The humble, open approach to Catholic Church issues by the head of the Diocese of Springfield is welcome. A similar attitude in recent years could have helped the church here and elsewhere avoid loss and anguish.
In a pastoral letter issued on Ash Wednesday, the start of Lent, Bishop Mitchell T. Rozanski apologized to Western Massachusetts Catholics for the clergy sex abuse scandal and the pain caused by church closings. Echoing Pope Francis, he urged diocesan priests to get out among parishioners to bridge whatever divides had emerged. (Eagle, February 10).
The clergy sexual abuse scandal that damaged the Springfield diocese as well as the church worldwide, was magnified dramatically by the determination of the Catholic Church hierarchy to cover it up, discredit those who were abused and blame the media for investigating the scandal. A more open approach could have spared the church losses of credibility and finances.
The same applies to church closings, including those in the Berkshires, necessitated by losses of population and monetary contributions. The haughty refusal to even engage in a dialogue with parishioners of churches targeted for closing, notably in Adams, caused the Springfield Diocese to alienate Catholics.

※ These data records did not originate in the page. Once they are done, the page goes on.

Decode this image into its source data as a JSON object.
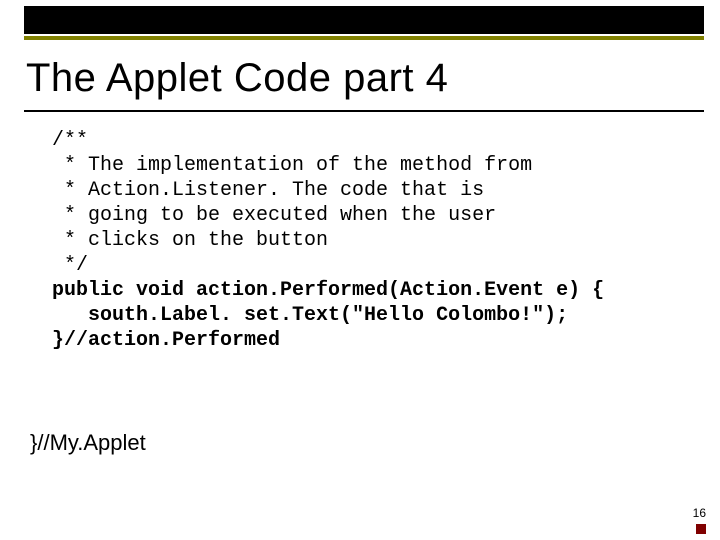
{
  "slide": {
    "title": "The Applet Code part 4",
    "page_number": "16"
  },
  "code": {
    "c1": "/**",
    "c2": " * The implementation of the method from",
    "c3": " * Action.Listener. The code that is",
    "c4": " * going to be executed when the user",
    "c5": " * clicks on the button",
    "c6": " */",
    "sig": "public void action.Performed(Action.Event e) {",
    "body": "   south.Label. set.Text(\"Hello Colombo!\");",
    "end": "}//action.Performed"
  },
  "closing": "}//My.Applet"
}
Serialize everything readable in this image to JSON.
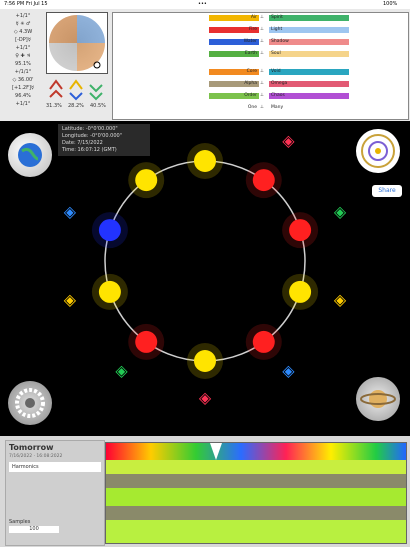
{
  "status": {
    "time": "7:56 PM",
    "date": "Fri Jul 15",
    "dots": "•••",
    "battery": "100%"
  },
  "left_readouts": [
    "+1/1°",
    "◇ 4.3W",
    "[-DP]☿",
    "+1/1°",
    "95.1%",
    "+/1/1°",
    "◇ 36.00'",
    "[+1.2F]☿",
    "96.4%",
    "+1/1°"
  ],
  "percents": [
    "31.3%",
    "28.2%",
    "40.5%"
  ],
  "table_rows": [
    {
      "left": "Air",
      "right": "Spirit",
      "lcolor": "#f2b600",
      "rcolor": "#3fb26a"
    },
    {
      "left": "Fire",
      "right": "Light",
      "lcolor": "#e83030",
      "rcolor": "#9ec6f0"
    },
    {
      "left": "Water",
      "right": "Shadow",
      "lcolor": "#2d5fd8",
      "rcolor": "#ef8b8b"
    },
    {
      "left": "Earth",
      "right": "Soul",
      "lcolor": "#55b043",
      "rcolor": "#f5d48b"
    },
    {
      "left": "Core",
      "right": "Void",
      "lcolor": "#f28a20",
      "rcolor": "#2aa6c0"
    },
    {
      "left": "Alpha",
      "right": "Omega",
      "lcolor": "#a89a7a",
      "rcolor": "#e25a74"
    },
    {
      "left": "Order",
      "right": "Chaos",
      "lcolor": "#7cc24c",
      "rcolor": "#b14fd4"
    },
    {
      "left": "One",
      "right": "Many",
      "lcolor": "#ffffff",
      "rcolor": "#ffffff"
    }
  ],
  "info": {
    "lat": "Latitude: -0°0'00.000\"",
    "lon": "Longitude: -0°0'00.000\"",
    "date": "Date: 7/15/2022",
    "time": "Time: 16:07:12 (GMT)"
  },
  "share_label": "Share",
  "bottom": {
    "title": "Tomorrow",
    "subtitle": "7/16/2022 · 16:08:2022",
    "list_item": "Harmonics",
    "samples_label": "Samples",
    "samples_value": "100"
  }
}
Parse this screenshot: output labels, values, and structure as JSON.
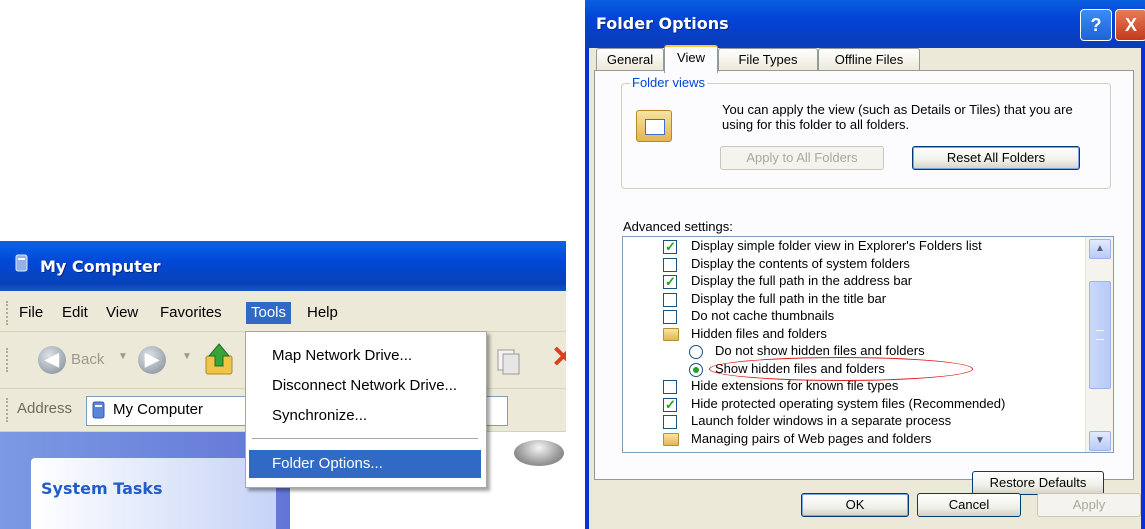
{
  "my_computer": {
    "title": "My Computer",
    "menu": [
      "File",
      "Edit",
      "View",
      "Favorites",
      "Tools",
      "Help"
    ],
    "active_menu": "Tools",
    "toolbar": {
      "back_label": "Back"
    },
    "address_label": "Address",
    "address_value": "My Computer",
    "system_tasks": "System Tasks",
    "tools_menu": {
      "items": [
        "Map Network Drive...",
        "Disconnect Network Drive...",
        "Synchronize...",
        "Folder Options..."
      ],
      "selected": "Folder Options..."
    }
  },
  "folder_options": {
    "title": "Folder Options",
    "help_glyph": "?",
    "close_glyph": "X",
    "tabs": [
      "General",
      "View",
      "File Types",
      "Offline Files"
    ],
    "active_tab": "View",
    "folder_views": {
      "legend": "Folder views",
      "description": "You can apply the view (such as Details or Tiles) that you are using for this folder to all folders.",
      "apply_all": "Apply to All Folders",
      "reset_all": "Reset All Folders"
    },
    "advanced_label": "Advanced settings:",
    "settings": [
      {
        "type": "checkbox",
        "checked": true,
        "label": "Display simple folder view in Explorer's Folders list"
      },
      {
        "type": "checkbox",
        "checked": false,
        "label": "Display the contents of system folders"
      },
      {
        "type": "checkbox",
        "checked": true,
        "label": "Display the full path in the address bar"
      },
      {
        "type": "checkbox",
        "checked": false,
        "label": "Display the full path in the title bar"
      },
      {
        "type": "checkbox",
        "checked": false,
        "label": "Do not cache thumbnails"
      },
      {
        "type": "folder",
        "label": "Hidden files and folders"
      },
      {
        "type": "radio",
        "checked": false,
        "label": "Do not show hidden files and folders"
      },
      {
        "type": "radio",
        "checked": true,
        "label": "Show hidden files and folders"
      },
      {
        "type": "checkbox",
        "checked": false,
        "label": "Hide extensions for known file types"
      },
      {
        "type": "checkbox",
        "checked": true,
        "label": "Hide protected operating system files (Recommended)"
      },
      {
        "type": "checkbox",
        "checked": false,
        "label": "Launch folder windows in a separate process"
      },
      {
        "type": "folder",
        "label": "Managing pairs of Web pages and folders"
      }
    ],
    "restore_defaults": "Restore Defaults",
    "ok": "OK",
    "cancel": "Cancel",
    "apply": "Apply"
  },
  "colors": {
    "xp_blue": "#0a5fe0",
    "highlight": "#316ac5",
    "annotation_red": "#e01a1a"
  }
}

Hard lessons having been learned the hard way, it may be that the diocese is now ready to listen and work with its members.